◆ EXERCISE REQUIREMENTS:
This exercise calls for copying every line below that holds the word "icon".

Page and application data records
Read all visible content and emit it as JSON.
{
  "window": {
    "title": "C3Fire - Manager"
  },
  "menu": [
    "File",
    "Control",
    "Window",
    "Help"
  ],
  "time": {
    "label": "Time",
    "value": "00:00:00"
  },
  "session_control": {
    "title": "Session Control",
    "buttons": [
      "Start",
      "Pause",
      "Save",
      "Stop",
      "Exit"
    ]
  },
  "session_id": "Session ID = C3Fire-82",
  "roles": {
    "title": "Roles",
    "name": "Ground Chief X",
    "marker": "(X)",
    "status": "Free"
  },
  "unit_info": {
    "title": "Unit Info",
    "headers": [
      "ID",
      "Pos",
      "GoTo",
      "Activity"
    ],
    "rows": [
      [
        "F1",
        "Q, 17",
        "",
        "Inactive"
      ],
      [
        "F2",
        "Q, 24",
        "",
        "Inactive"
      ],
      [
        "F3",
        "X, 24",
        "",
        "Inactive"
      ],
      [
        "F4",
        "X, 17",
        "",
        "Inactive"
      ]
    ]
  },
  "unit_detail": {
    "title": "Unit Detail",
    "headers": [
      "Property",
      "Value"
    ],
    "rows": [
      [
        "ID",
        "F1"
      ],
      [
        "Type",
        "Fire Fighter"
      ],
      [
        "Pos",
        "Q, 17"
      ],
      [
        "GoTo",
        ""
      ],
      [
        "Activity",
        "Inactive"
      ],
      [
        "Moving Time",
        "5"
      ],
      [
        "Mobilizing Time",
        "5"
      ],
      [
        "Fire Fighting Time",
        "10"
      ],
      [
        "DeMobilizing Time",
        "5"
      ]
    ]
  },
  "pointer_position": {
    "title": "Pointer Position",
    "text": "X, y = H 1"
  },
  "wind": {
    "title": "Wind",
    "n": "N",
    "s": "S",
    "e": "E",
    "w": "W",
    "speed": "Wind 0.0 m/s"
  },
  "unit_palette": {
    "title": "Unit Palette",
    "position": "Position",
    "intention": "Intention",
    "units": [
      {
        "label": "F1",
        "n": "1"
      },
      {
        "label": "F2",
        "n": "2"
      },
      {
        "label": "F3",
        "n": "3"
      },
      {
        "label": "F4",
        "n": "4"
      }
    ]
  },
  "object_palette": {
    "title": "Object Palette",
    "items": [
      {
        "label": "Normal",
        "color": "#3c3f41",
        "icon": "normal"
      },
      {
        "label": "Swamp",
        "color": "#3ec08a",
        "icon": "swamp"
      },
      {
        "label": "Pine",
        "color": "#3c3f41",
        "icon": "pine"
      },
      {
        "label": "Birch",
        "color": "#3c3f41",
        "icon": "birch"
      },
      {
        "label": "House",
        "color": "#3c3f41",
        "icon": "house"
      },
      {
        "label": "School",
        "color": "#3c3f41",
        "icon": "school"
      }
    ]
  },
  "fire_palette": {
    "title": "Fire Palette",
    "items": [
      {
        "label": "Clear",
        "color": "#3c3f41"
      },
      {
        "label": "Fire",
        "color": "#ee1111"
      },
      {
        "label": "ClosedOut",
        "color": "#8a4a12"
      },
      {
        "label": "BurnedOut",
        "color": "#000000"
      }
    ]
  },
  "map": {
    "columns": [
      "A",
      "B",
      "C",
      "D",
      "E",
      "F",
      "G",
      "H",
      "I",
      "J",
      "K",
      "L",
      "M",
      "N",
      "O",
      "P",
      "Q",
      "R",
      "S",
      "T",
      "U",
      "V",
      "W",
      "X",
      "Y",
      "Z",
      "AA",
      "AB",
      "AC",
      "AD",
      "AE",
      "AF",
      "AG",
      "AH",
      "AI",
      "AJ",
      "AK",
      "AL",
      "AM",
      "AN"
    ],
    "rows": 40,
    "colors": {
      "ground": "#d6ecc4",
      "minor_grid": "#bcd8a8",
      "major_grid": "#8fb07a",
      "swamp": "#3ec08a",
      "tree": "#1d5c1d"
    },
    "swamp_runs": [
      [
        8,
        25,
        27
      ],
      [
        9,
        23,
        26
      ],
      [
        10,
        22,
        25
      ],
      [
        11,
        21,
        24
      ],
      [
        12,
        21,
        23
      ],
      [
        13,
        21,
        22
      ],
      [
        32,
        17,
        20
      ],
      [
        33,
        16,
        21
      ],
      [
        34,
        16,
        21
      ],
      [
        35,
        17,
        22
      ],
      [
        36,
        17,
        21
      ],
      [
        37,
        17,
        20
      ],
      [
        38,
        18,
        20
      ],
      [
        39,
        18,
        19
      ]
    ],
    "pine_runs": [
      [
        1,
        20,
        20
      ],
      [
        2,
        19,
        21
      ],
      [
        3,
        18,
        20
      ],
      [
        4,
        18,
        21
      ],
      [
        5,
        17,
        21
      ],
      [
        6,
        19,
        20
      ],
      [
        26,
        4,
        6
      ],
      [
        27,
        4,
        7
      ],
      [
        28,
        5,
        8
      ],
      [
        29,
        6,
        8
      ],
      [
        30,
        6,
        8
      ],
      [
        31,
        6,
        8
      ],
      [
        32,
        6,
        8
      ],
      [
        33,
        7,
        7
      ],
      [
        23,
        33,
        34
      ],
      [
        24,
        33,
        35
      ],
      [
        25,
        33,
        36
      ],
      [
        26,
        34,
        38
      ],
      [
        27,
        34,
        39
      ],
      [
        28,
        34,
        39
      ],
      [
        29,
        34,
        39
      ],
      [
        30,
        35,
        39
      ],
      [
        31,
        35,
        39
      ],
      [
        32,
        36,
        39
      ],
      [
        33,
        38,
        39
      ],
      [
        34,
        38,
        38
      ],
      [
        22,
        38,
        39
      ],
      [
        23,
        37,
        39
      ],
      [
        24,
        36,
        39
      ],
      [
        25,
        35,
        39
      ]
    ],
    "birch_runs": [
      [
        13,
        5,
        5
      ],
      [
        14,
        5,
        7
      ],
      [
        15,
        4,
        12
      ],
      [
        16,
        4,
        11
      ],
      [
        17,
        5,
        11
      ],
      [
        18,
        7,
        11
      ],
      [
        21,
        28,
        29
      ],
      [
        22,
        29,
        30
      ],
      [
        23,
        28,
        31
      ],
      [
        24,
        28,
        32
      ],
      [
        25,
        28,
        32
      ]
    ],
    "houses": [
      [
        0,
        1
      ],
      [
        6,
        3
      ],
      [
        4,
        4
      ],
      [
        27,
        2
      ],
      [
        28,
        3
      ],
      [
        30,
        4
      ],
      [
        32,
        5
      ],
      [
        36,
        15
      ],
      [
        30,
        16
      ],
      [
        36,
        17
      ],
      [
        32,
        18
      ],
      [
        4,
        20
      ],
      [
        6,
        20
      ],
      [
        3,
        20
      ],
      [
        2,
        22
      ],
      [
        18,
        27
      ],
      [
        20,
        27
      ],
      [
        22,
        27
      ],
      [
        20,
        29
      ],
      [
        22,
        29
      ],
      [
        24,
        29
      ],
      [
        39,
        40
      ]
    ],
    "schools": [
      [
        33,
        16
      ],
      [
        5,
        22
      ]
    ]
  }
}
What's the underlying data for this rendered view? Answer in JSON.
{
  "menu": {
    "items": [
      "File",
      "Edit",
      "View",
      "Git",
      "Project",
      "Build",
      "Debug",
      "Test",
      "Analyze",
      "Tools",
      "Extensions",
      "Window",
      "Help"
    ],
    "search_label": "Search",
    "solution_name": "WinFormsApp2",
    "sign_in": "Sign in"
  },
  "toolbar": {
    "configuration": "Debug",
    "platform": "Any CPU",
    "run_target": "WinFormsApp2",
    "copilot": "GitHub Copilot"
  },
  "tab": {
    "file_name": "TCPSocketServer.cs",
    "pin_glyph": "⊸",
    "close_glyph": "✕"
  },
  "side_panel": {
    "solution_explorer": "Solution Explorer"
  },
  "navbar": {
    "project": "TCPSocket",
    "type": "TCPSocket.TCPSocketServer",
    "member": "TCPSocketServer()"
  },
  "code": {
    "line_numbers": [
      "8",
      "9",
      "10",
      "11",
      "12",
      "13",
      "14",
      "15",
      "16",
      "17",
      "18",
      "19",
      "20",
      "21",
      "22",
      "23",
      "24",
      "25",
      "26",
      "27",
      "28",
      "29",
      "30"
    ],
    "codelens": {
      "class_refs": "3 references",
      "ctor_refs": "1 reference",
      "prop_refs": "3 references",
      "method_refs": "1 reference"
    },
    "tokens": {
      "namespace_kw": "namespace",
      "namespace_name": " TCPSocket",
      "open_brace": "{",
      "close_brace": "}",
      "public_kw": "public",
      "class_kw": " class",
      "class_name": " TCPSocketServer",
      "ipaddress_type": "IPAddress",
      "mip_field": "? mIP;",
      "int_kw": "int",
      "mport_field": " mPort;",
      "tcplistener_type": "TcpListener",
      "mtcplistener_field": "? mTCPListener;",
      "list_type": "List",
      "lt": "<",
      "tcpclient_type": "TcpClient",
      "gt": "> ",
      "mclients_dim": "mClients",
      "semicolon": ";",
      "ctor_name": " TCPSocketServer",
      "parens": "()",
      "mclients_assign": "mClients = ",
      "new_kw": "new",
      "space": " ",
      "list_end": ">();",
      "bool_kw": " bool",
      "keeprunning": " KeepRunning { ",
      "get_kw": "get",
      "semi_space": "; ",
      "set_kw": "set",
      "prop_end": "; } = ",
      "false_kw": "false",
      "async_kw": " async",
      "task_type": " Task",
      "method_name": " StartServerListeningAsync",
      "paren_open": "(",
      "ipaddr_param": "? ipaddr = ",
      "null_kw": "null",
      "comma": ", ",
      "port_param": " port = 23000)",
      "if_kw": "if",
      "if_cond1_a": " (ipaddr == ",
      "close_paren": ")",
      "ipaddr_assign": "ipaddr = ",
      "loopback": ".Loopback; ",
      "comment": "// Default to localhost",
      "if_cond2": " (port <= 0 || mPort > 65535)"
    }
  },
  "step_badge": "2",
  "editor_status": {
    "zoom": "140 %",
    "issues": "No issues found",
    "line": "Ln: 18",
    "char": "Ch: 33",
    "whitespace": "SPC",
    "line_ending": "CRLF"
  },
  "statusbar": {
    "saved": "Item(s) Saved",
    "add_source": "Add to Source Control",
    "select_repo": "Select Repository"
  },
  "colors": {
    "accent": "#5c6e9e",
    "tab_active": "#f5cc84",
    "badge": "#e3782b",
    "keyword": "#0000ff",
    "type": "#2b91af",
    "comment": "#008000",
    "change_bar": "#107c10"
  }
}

◆ SOLUTION:
        "icon": "normal"
        "icon": "swamp"
        "icon": "pine"
        "icon": "birch"
        "icon": "house"
        "icon": "school"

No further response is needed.